A constant drone in your mind that
I am leaving;
Understanding edged by certain petulance;
Yet, this traveling across the seas,
These hideous dregs that litters the journeys,
I am yet to come to terms with…
… The concept of home ceases to be a place,
But a feeling;
I am but a speck of dust,
In the wayward wind”
The journeys often continue without end, and parallel to the journey the larger metaphorical movements in life, such as intimacy and relationship, evolves.
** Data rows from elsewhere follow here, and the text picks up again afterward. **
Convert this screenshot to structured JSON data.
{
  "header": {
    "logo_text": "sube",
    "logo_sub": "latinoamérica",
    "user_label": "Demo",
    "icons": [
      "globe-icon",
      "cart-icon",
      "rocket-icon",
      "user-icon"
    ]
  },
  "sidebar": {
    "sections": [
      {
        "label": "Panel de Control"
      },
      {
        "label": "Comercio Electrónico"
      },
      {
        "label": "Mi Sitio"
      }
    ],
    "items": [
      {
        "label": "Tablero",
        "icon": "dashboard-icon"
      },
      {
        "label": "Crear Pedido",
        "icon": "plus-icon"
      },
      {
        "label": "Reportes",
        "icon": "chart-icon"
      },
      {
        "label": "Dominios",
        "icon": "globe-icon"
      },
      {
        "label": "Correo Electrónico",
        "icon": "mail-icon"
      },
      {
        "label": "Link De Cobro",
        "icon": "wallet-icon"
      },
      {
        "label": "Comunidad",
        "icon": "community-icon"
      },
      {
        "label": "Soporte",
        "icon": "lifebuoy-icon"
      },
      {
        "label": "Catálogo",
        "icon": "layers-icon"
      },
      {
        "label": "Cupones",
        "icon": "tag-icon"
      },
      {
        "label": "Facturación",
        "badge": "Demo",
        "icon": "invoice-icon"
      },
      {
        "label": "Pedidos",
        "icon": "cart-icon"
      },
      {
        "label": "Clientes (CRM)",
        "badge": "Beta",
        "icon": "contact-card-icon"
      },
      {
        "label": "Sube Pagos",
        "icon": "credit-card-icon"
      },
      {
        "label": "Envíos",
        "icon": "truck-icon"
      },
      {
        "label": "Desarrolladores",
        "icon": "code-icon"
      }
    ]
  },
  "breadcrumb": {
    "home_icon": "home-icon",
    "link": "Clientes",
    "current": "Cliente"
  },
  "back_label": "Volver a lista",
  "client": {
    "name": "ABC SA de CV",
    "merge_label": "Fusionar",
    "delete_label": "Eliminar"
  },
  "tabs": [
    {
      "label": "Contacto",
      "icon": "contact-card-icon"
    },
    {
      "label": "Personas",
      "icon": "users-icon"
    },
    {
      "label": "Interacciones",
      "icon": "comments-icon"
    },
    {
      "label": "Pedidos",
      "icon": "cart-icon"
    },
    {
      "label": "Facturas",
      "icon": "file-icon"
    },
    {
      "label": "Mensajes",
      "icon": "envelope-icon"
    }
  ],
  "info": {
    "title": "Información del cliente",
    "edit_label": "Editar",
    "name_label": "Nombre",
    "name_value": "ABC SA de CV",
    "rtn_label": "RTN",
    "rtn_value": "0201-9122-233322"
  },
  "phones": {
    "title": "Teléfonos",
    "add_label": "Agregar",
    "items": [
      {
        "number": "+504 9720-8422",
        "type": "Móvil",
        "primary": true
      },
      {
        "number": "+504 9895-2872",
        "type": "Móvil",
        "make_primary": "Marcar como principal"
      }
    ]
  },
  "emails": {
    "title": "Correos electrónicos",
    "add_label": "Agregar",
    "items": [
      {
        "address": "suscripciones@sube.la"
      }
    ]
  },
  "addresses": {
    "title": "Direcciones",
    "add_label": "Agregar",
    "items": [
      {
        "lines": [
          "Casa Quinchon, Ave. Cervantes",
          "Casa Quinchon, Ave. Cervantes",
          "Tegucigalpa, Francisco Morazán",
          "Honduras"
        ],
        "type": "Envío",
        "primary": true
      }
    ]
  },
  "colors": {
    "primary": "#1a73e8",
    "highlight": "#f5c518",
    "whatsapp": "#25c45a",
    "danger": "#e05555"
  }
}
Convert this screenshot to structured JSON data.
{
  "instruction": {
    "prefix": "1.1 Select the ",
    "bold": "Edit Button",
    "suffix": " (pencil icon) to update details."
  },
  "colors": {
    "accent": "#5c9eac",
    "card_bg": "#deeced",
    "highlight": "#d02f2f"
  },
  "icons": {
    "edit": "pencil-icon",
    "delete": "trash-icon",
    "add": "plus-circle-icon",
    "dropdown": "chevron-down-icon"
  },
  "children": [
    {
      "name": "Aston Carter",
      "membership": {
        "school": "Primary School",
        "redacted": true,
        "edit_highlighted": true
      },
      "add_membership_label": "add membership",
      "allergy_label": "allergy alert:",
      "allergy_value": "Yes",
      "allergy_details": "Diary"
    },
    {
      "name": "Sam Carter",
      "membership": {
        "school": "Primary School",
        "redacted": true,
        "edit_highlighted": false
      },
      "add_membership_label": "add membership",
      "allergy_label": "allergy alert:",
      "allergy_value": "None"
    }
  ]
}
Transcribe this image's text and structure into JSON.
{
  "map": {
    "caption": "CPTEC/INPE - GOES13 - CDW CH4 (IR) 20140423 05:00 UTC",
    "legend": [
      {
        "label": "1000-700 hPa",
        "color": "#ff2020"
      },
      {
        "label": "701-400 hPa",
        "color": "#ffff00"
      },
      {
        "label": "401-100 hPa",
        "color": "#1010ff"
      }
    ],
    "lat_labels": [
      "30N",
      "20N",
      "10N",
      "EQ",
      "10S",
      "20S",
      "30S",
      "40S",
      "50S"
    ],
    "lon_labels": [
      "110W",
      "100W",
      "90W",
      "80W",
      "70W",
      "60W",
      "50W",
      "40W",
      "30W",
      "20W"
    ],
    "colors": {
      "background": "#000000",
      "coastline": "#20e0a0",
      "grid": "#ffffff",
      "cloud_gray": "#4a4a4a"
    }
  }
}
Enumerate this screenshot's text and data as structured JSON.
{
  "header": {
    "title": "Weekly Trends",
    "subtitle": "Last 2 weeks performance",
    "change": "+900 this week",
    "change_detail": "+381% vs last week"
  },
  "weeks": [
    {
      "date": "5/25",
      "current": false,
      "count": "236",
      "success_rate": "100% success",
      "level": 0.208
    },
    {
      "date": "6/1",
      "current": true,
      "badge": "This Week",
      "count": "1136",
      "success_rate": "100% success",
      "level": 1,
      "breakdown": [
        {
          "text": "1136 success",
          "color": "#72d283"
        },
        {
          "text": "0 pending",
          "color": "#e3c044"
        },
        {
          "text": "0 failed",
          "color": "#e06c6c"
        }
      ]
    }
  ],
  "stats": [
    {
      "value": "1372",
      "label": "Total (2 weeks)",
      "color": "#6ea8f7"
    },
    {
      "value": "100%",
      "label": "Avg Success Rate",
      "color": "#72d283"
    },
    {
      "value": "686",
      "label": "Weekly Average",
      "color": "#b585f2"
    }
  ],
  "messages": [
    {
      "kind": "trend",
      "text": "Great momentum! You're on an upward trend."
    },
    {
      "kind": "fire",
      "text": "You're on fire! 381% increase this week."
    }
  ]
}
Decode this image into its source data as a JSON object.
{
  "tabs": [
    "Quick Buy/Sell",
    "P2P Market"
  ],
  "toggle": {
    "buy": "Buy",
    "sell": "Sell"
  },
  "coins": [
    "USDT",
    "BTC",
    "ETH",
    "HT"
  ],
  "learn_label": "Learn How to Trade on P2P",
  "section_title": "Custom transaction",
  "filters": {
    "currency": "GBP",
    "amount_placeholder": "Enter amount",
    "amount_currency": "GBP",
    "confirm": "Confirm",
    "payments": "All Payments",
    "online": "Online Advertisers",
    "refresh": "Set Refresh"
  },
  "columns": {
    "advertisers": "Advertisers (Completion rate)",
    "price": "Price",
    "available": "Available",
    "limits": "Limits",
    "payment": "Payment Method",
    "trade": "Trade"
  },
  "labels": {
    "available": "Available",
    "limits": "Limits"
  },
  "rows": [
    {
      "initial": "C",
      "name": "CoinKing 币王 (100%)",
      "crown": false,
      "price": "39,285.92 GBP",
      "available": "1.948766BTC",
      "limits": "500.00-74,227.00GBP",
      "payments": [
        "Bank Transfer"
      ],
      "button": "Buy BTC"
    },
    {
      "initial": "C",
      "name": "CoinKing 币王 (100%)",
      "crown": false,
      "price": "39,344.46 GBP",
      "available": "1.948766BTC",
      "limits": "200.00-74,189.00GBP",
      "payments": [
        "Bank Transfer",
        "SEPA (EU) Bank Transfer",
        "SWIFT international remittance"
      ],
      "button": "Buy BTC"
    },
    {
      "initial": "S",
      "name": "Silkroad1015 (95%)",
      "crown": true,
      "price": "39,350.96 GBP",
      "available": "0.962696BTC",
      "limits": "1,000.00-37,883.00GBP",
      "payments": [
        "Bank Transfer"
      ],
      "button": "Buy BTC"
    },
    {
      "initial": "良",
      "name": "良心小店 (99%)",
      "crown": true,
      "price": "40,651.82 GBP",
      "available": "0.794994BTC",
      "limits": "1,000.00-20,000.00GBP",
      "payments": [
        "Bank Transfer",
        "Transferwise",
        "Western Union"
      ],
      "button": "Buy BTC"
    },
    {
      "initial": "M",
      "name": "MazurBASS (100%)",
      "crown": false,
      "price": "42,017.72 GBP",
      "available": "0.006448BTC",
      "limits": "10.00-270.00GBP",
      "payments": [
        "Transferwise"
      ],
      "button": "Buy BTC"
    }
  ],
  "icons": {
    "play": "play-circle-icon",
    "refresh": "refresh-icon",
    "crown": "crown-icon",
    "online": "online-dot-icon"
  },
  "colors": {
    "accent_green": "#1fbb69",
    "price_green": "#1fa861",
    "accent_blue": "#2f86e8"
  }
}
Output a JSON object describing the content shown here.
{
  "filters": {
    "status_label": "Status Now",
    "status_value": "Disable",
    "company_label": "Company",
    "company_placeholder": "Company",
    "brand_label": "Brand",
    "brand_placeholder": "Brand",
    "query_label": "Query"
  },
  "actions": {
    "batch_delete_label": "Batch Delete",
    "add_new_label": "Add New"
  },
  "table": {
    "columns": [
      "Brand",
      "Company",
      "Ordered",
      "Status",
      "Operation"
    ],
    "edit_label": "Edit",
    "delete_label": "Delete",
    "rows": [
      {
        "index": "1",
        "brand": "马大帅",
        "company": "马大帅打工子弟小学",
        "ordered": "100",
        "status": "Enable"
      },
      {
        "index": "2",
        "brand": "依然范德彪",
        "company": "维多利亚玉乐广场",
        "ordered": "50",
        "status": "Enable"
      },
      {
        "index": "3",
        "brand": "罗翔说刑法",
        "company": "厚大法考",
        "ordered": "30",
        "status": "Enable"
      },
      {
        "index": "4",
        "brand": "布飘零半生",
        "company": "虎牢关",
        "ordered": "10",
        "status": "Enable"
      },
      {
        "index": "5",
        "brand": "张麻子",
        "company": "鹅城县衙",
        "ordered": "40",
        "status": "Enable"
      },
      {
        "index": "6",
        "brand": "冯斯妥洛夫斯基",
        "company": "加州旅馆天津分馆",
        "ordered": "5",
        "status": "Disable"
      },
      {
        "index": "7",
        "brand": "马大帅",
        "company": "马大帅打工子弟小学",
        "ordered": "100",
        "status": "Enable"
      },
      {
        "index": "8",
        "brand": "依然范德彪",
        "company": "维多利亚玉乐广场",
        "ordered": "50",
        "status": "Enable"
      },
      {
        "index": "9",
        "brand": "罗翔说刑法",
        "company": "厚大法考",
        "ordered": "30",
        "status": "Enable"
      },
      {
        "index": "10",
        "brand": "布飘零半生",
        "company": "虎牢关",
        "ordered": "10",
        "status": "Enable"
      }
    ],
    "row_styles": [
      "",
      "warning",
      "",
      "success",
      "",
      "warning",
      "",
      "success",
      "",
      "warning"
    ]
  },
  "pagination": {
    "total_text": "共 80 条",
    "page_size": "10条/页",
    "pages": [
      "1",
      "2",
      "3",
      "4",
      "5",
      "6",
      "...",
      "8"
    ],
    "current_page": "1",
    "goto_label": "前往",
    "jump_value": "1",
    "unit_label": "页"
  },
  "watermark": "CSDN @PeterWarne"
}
In “Journey”, the tiring, ceaseless travelling of two companions of sorts is seen to them in a rustic backwater, far away, as suggested, from the concrete of civilization:
“This road cannot end;
We shall travel without the faintest notion as to
Where all this leads,
Who we shall meet and at what expense we journey;
We have found no other answers than to continue
Despite our weariness…
… There is that withering star again, I point out;
Over those rooftops lies lovers’ paradise;
You still charm me;
All this way and I have still not tired
Of your face”.
Passion, in Chamali’s poetry, is multifaceted: it is, in an instant tranquilized, sedate and dormant, while in poems such as “Indian Evenings in June” the palpability of desire is located with earnest evocations:
“When your body touches mine –
So much like the rain;
My breath rises like the scorched earth
Come to life;
So much like the lightning, my body glows in your arms;
Your loving gives me the rages of the skies,
The incessant laughter
Of rain crazed wind
And then peace of living seeds slumbering beneath”.
The imagery of the all receiving earth and the rain-like transmission of desire, alike the strategic use of pathetic fallacy, however, are a touch clichéd. These are motifs that have been flogged by a two thousand year corpus of literature set in India from the key epics to the minor strains of Bollywood. The significance, however, is in the juxtaposition of these expressive, extrovert tensions with the bottlings in of emotion and desire seen in some other passages, including the sections cited earlier.
The following lines come later on in “Indian Evenings in June”, again, brimful of spoken and reciprocated desire, and an afterword to the intimacy hinted at in the above-quoted:
“At the end of all our wet, wild, conscious and unconscious loving –
So much like the silence before and the silence after the storm,
There is a ‘mixed peace’ in our soft words and laughter;
So much like evenings caught in unyielding monsoons,
I tremor, I awake, I live – awash in
Your love, your touch, your words”
Perhaps, my most favourite poem of the collection is “Eternity”, which, in comparison to the rest of the line up, disarms us with its deromanticization of human interplay. The poem presents to us a marriage (if not a domestic relationship) cemented by vows and rings and all, taken to a violent and abusive end. Domesticity itself is an effort; coexistence, a task:
“You wound me with your words
Language fails to make connections;
Suddenly, a smile becomes an achievement;
Your sweat, your breath and your eyes alight in distaste;
Your force, your pretexts and unwelcome
Exploitation of my being;
All these wreck me;
What holiness remains then in this union?”
Set in sequence with some of Chamali’s dreamy, wishful, romantic expectations, “Eternity” is swift in undressing euphemism and in annihilating the very essence of mutuality and intimacy the bulwark gradually builds up. But, in the collection, “Eternity” is one of the early poems, placed before some of the other pieces that celebrate interlocked intimations.
Chamali’s sense of imagery and the set pieces she formulates around them often betray a repetitiveness and a lack of originality. This is not a drawback, per se, but a hurdle that restricts Chamali from pushing back the boundaries of her craft. However, her capacity to explore and hold to scrutiny diverse patterns and nuances of close human relationships is well demonstrated in Sylphlike Ether. This, in fact, can be said to be Chamali’s chief strength and, perhaps, her main focal point in the anthology. She is a writer, she makes us feel, for whom rhythm matters much in life as much as it does in her writing, and one for whom the brevity and ceaselessness that tamper our lives are an anchor and a fascination.